2010- Fletcher Allen Health Care  Diane Imrie, MBA, RD:   Diane has 20 years of experience working in a variety of healthcare food service operations. For the past 12 years she has worked as Director of Nutrition Services at Fletcher Allen Health Care, responsible for clinical, retail, and patient Nutrition Services. Recent work at that organization includes the implementation of new retail services, room service for patients, and a food sustainability program that is nationally recognized. Diane received the first Fletcher Allen CEO leadership award, titled "Living the Leadership Philosophy". She is passionate about local food, both personally and professionally, and is the co-author of a cookbook highlighting seasonal cooking titled “Cooking Close to Home”.

2007- Dr. Barbara Frankowski, MD, MPH
         Dr. Jean Harvey-Berino, PHd, RD
2006- Representative Mitzi Johnson, Abbie Nelson, VT FEED
         In commemoration of Representative Rosemary "Rozo" McLaughlin
2005- Jo Busha, Vermont Department of Education
         Helen Ballard, Vermont Department of Education
         Laurie Colgan, Vermont Department of Education
2004- Molly Holland, MPH, RD, CD
         Jeanne B. Kennedy, VDA's Lobbyist
2003- Robin Edelman, MS, RD, CD, CDE
         Pat Laggis, Cabot Creamery
2002- Janice Waterman, RD, CD, CDE
         Lyn Jarvis, Producer, Across the Fence
2001- Sue Johansen, RD,CD,CDE, FAHC, Green Mountain Nutrition Assoc.
         The Campaign to End Childhood Hunger
2000- Kathryn Backes, MPH, RD, NEDFC  
         Nathaniel Clark, MD, Vermont Regional Diabetes Center

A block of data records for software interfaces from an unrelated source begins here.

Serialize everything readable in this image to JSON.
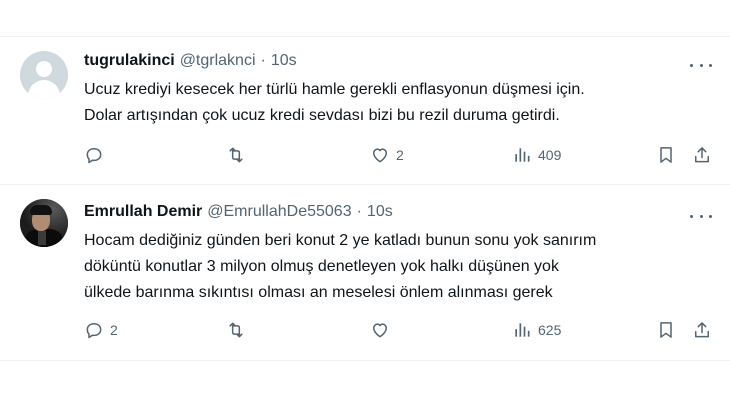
{
  "tweets": [
    {
      "name": "tugrulakinci",
      "handle": "@tgrlaknci",
      "separator": "·",
      "time": "10s",
      "avatar": "default-avatar",
      "text": "Ucuz krediyi kesecek her türlü hamle gerekli enflasyonun düşmesi için.\nDolar artışından çok ucuz kredi sevdası bizi bu rezil duruma getirdi.",
      "replies": "",
      "retweets": "",
      "likes": "2",
      "views": "409"
    },
    {
      "name": "Emrullah Demir",
      "handle": "@EmrullahDe55063",
      "separator": "·",
      "time": "10s",
      "avatar": "profile-photo",
      "text": "Hocam dediğiniz günden beri konut 2 ye katladı bunun sonu yok sanırım\ndöküntü konutlar 3 milyon  olmuş denetleyen yok halkı düşünen yok\nülkede barınma sıkıntısı olması an meselesi önlem alınması gerek",
      "replies": "2",
      "retweets": "",
      "likes": "",
      "views": "625"
    }
  ],
  "icons": {
    "reply": "reply-icon",
    "retweet": "retweet-icon",
    "like": "heart-icon",
    "views": "views-icon",
    "bookmark": "bookmark-icon",
    "share": "share-icon",
    "more": "more-icon"
  },
  "colors": {
    "text": "#0f1419",
    "secondary": "#536471",
    "divider": "#eff3f4"
  }
}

1999- Jane Ross, PhD, RD, CD  UVM  
         Edward Leib, MD, FAHC
1998- Betsy Hiser, MS, RD  
         Debbie Soloman, Burlington Free Press